EXERCISE GOAL
Looking through the listing, how many of its lines hold the word "title"? Answer with only the number.

===== LISTED RECORDS =====

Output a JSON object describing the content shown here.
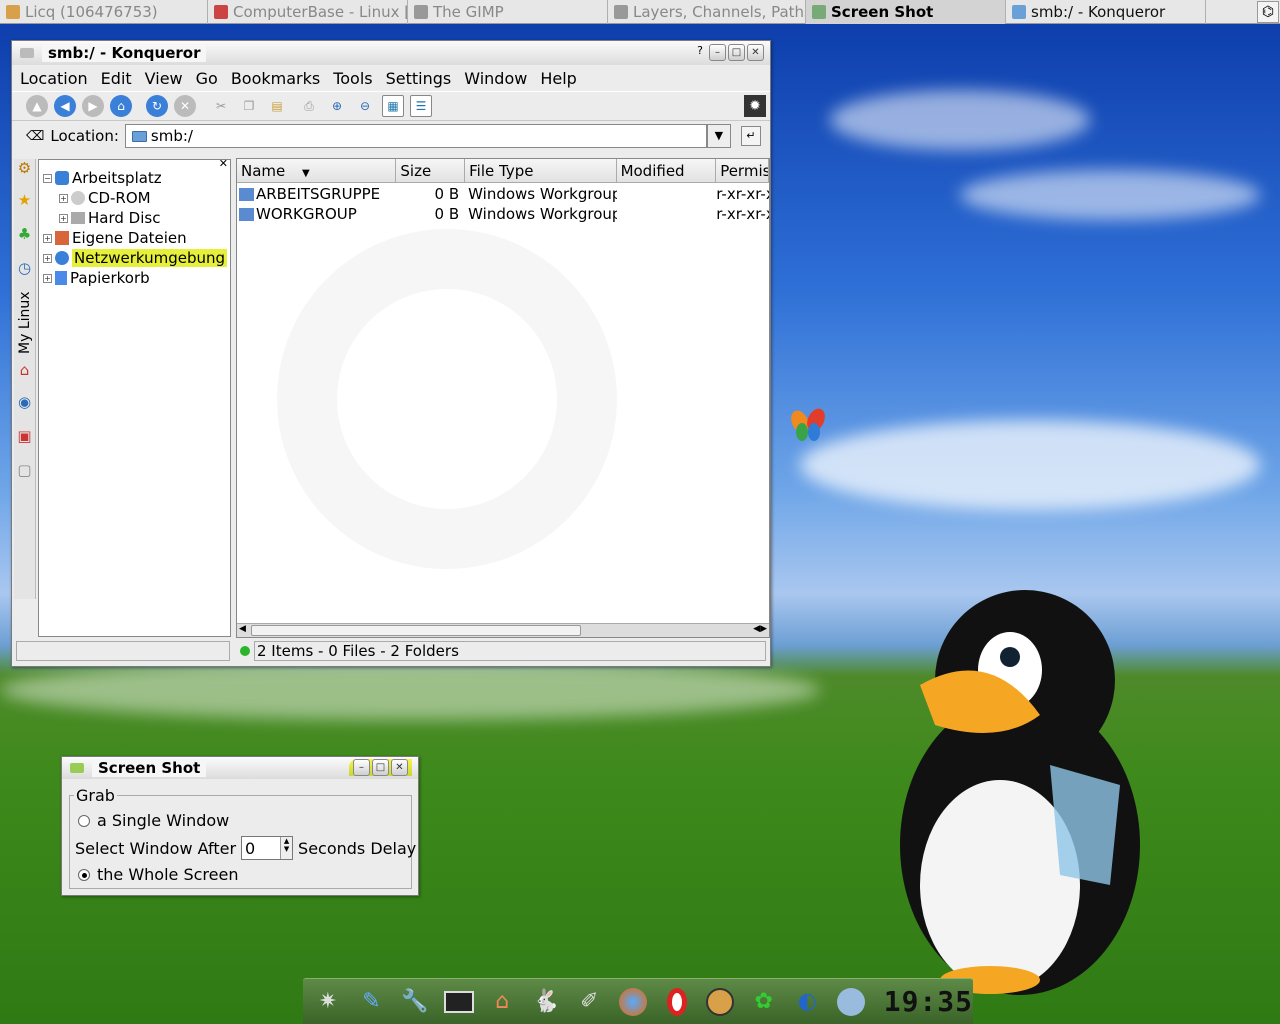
{
  "taskbar": {
    "tasks": [
      {
        "label": "Licq (106476753)",
        "state": "inactive"
      },
      {
        "label": "ComputerBase - Linux [",
        "state": "inactive"
      },
      {
        "label": "The GIMP",
        "state": "inactive"
      },
      {
        "label": "Layers, Channels, Paths",
        "state": "inactive"
      },
      {
        "label": "Screen Shot",
        "state": "active"
      },
      {
        "label": "smb:/ - Konqueror",
        "state": "normal"
      }
    ]
  },
  "konqueror": {
    "title": "smb:/ - Konqueror",
    "menu": [
      "Location",
      "Edit",
      "View",
      "Go",
      "Bookmarks",
      "Tools",
      "Settings",
      "Window",
      "Help"
    ],
    "location_label": "Location:",
    "location_value": "smb:/",
    "tree": [
      {
        "label": "Arbeitsplatz",
        "highlight": false
      },
      {
        "label": "CD-ROM",
        "highlight": false
      },
      {
        "label": "Hard Disc",
        "highlight": false
      },
      {
        "label": "Eigene Dateien",
        "highlight": false
      },
      {
        "label": "Netzwerkumgebung",
        "highlight": true
      },
      {
        "label": "Papierkorb",
        "highlight": false
      }
    ],
    "side_tab_label": "My Linux",
    "columns": [
      "Name",
      "Size",
      "File Type",
      "Modified",
      "Permis"
    ],
    "rows": [
      {
        "name": "ARBEITSGRUPPE",
        "size": "0 B",
        "type": "Windows Workgroup",
        "modified": "",
        "perms": "r-xr-xr-x"
      },
      {
        "name": "WORKGROUP",
        "size": "0 B",
        "type": "Windows Workgroup",
        "modified": "",
        "perms": "r-xr-xr-x"
      }
    ],
    "status": "2 Items - 0 Files - 2 Folders"
  },
  "screenshot": {
    "title": "Screen Shot",
    "group_label": "Grab",
    "opt_single": "a Single Window",
    "delay_prefix": "Select Window After",
    "delay_value": "0",
    "delay_suffix": "Seconds Delay",
    "opt_whole": "the Whole Screen"
  },
  "dock": {
    "clock": "19:35"
  },
  "colors": {
    "highlight": "#e6f03a",
    "accent": "#5e8a47"
  }
}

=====

WORKED SOLUTION
2